%%
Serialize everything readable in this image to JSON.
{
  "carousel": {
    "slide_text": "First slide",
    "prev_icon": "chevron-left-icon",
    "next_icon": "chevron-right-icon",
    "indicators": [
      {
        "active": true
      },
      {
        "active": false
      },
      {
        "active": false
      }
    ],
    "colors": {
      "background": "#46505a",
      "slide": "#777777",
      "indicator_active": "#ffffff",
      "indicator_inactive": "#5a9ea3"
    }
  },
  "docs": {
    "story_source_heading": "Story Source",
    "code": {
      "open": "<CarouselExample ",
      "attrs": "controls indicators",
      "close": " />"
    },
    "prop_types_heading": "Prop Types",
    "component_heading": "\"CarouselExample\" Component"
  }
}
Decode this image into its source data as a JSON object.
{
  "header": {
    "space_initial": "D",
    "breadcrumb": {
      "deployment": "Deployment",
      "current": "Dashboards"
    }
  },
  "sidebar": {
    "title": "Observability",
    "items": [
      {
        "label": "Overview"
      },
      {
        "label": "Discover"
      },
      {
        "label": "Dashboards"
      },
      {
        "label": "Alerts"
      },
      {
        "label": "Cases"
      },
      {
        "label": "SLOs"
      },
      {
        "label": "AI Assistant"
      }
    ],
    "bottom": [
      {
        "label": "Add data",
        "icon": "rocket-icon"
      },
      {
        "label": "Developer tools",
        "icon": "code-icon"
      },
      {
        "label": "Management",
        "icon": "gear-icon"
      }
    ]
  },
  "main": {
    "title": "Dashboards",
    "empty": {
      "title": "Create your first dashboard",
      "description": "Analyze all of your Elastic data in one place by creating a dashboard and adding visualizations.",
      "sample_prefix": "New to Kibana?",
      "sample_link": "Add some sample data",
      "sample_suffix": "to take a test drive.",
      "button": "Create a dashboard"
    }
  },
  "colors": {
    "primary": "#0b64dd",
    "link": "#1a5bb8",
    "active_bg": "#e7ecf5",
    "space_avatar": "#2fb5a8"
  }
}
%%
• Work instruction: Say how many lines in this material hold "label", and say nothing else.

• Your response: 10